Like many runners, I have very strong, but very tight, muscles.
My hamstrings and hip flexors? Forget about it: they are as inflexible as it’s possible for muscles to be.
Nearly a decade ago, I did my first ‘real’ yoga class and was utterly intimidated. It was Yoga for Athletes class, so thankfully I wasn’t the only running induced, tight-hamstringed person there.
After more than a month of taking classes 2 or 3 times a week, I was able to touch my toes.
For me, that’s huge.
I haven’t been able to find a yoga class I love in the Bay Area and I can’t seem to get back into the habit of a regular yoga practice, so I’ve lost many of the gains that I made doing regular yoga.
The Morning Stretch Experiment
I have a usual morning routine that is based on Hal Elrod’s The Miracle Morning: The Not-So-Obvious Secret Guaranteed to Transform Your Life (Before 8AM). I write some morning pages, do some self-help/self-improvement reading, recite a few mantras, and do some visualizations. In the past few months, I’ve cobbled together a daily stretching routine to include as part of that routine.
The basis of the program was a few pins I found on Pinterest (not always the best source of good and accurate fitness advice, but hey, you use what you have), adapted and added onto based on my areas of focus (read: I need to do more plank/core work).
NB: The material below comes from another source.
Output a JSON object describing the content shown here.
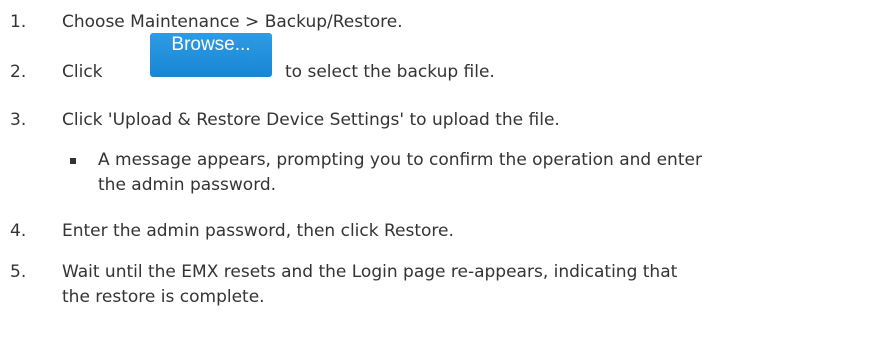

After doing this routine (nearly) every morning for the past few months, I can touch my toes again (remember, for me that’s huge). I have also noticed a marked improvement in my flexibility and mobility. My hip flexors are noticeably happier when I run the trails.
The added benefit of a daily stretching routine that I do first thing in the morning, is that even if I don’t accomplish anything else physical during the day, I got one this one thing done.
The Daily Stretching Routine
By design, I made my routine fairly simple.
It’s enough to be challenging, but not so tough that I am tempted to skip it.
The ideal is to hold each move for 5 deep breaths, which is roughly 20-30 seconds. Doing both right and left legs when necessary.
This routine is only meant as a quick morning stretch and isn’t a replacement for a full-on yoga class, but to paraphrase Gretchen Rubin: what you do every day really is better than what you do once in a while. Doing a simple stretch every morning will end up more powerful than my meaning to go to a yoga class, but then never getting around to it.
Give it a shot. Feel free to adjust it to suit your needs and the areas you need to focus on.
You’ll be surprised what 10 minutes a day can do.